*About this task*
Could you find each line of the data below that contains the word "импульсов" and copy those lines?

*Dataset entries*
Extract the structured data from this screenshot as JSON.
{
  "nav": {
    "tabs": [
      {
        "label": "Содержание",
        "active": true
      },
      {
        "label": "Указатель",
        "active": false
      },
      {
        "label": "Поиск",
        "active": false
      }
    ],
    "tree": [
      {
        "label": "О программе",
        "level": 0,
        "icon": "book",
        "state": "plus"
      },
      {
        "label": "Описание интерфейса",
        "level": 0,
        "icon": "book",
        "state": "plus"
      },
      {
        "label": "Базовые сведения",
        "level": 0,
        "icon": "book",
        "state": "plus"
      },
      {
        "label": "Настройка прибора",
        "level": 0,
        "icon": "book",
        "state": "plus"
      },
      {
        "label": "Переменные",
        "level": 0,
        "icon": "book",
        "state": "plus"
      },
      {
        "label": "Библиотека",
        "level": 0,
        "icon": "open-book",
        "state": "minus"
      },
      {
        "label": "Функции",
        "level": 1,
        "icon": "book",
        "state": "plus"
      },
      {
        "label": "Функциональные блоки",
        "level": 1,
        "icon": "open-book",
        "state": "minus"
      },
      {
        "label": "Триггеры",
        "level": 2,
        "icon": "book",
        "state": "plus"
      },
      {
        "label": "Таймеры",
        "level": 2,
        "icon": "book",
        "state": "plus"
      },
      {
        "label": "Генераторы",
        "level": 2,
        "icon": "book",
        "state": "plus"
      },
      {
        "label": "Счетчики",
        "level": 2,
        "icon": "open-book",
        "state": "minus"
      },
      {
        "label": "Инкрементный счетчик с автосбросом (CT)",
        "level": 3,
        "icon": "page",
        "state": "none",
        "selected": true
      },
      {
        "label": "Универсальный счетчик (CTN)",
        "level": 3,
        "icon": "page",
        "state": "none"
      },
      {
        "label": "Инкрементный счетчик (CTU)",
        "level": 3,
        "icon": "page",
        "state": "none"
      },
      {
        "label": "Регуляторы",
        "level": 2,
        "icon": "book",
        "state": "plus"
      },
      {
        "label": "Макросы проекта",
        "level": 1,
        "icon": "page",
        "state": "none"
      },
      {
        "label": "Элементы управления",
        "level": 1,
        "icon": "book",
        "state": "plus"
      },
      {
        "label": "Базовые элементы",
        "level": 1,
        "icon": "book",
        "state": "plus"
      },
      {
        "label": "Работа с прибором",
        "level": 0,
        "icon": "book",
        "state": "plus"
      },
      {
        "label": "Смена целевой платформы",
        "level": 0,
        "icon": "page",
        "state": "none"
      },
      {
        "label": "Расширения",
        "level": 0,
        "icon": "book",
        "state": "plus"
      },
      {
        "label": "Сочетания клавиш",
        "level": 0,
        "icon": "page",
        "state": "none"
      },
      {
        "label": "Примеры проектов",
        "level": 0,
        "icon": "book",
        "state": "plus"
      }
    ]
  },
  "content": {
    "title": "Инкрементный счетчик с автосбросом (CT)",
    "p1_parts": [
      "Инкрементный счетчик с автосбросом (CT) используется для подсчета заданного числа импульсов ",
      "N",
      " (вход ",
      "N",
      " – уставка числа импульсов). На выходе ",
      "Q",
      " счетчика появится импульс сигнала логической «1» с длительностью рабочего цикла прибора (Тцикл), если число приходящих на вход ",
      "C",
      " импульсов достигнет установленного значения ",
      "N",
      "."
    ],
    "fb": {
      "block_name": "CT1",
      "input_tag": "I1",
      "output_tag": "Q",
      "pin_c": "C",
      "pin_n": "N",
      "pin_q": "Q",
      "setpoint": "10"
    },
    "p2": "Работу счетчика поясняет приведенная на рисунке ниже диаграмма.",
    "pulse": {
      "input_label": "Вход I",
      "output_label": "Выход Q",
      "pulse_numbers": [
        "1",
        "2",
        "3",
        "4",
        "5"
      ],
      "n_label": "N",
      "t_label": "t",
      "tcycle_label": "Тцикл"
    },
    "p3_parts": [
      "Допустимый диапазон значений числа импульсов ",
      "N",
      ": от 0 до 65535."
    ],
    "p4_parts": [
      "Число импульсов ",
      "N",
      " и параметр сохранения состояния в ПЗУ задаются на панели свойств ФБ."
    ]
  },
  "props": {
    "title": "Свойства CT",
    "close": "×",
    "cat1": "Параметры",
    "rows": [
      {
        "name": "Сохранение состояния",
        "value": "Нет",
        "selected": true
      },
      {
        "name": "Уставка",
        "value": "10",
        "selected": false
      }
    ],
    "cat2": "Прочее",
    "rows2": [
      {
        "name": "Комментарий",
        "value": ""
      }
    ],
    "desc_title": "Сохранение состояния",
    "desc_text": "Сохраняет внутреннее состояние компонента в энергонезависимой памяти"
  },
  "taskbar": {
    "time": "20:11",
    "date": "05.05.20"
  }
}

*Response to the exercise*
      "Инкрементный счетчик с автосбросом (CT) используется для подсчета заданного числа импульсов ",
      " – уставка числа импульсов). На выходе ",
      " импульсов достигнет установленного значения ",
      "Допустимый диапазон значений числа импульсов ",
      "Число импульсов ",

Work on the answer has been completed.